Dalton’s Pick: The Sandlot (1993)

The cool thing about our kids aging up is that I can now take them to see “older” films that we can all enjoy (and when I say “all,” I am excluding my wife who wants nothing to do with most of my movie interests). Lately, we’ve been enjoying the early James Bond flicks, and we had a blast at The Hobbit. But after this onslaught of more mature movies, I found myself craving a good old-fashioned yarn about a gaggle of precocious youngsters. And youngsters are never more precocious than when at the center of a kids’ sports movie. Seeing as how we already skated through The Mighty Ducks, it is time to enter…The Sandlot.

There’s nothing necessarily special or extraordinary about The Sandlot. A young kid moves to a new neighborhood and bonds with the locals through the power of baseball! Naturally, there is a cranky old man (played by James Earl Jones) with a nasty guard dog (named “the Beast”) who the kids must face and outsmart to get a valuable signed Babe Ruth ball back. Mildly hilarious hijinks ensue. The kids will laugh. I will laugh too, because if I laugh, the kids will laugh even more. And Christina will roll her eyes and say, “Girls Rock! lost to this? Even after I played the gender card?” Play ball!

Christina’s Pick: Girls Rock! (2007)

I have an idea for the MOST PERFECT movie to watch this week. Girls Rock! is a documentary that follows girls 8- through 18-year-olds at a rock and roll camp for girls. Now that Violet has hit double digits, I think it is time to really accelerate the feminist education in our household. We began a couple of years ago, when I gave her the book Rules to Rock By, by Josh Farrar, which is about a middle school girl who plays bass. Violet ate it right up. I think we are ready for phase two. I’ve had enough of the mindless pop and dance music that is constantly fed to our children, and that they know all the words to, somehow, even though the only radio I ever expose them to is NPR.
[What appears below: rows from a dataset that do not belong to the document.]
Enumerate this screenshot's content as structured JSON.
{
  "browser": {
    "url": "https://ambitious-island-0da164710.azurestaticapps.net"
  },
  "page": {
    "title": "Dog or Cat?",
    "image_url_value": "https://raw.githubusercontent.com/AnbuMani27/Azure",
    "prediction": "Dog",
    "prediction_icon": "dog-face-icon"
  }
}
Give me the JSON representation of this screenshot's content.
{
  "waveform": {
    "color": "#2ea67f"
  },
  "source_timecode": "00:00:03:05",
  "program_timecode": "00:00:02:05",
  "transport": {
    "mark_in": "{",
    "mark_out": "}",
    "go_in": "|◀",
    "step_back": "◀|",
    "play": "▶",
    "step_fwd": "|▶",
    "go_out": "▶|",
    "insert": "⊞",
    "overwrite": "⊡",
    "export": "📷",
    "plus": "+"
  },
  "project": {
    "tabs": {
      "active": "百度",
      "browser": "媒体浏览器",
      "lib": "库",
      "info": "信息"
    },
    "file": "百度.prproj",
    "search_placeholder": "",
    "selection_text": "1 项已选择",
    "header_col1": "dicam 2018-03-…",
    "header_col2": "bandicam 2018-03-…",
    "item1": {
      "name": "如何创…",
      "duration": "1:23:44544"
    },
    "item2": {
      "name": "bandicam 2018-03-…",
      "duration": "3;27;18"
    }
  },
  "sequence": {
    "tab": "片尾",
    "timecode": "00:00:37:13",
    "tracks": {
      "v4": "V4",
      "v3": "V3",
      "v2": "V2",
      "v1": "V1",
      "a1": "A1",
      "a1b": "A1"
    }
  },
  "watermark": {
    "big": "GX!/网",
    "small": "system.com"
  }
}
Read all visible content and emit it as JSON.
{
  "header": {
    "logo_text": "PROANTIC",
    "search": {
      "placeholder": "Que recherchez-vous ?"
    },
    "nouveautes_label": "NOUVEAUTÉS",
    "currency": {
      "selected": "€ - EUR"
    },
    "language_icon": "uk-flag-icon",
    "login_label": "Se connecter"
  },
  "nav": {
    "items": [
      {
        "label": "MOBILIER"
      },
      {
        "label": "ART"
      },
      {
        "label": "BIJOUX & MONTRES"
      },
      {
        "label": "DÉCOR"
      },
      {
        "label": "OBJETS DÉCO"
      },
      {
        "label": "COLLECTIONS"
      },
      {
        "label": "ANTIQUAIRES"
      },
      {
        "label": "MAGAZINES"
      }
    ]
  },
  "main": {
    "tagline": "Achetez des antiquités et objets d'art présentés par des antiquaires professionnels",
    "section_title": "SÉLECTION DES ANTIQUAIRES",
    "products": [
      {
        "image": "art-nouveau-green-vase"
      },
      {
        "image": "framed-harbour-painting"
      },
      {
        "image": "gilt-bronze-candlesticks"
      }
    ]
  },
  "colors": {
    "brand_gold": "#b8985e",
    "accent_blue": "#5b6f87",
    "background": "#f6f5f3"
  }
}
Listening to the mix CDs she gets as favors at birthday parties, I think that Violet is getting the wrong idea about what girls can do in music. That’s why I want her to see Girls Rock! These young aspiring female musicians, and the caring adults who nurture them, will point her in a more empowered direction. And it has got to be better than having her watch ANOTHER film about boys achieving their dreams on the playing field.

The Sandlot

  • Movie
  • PG
  • David M. Evans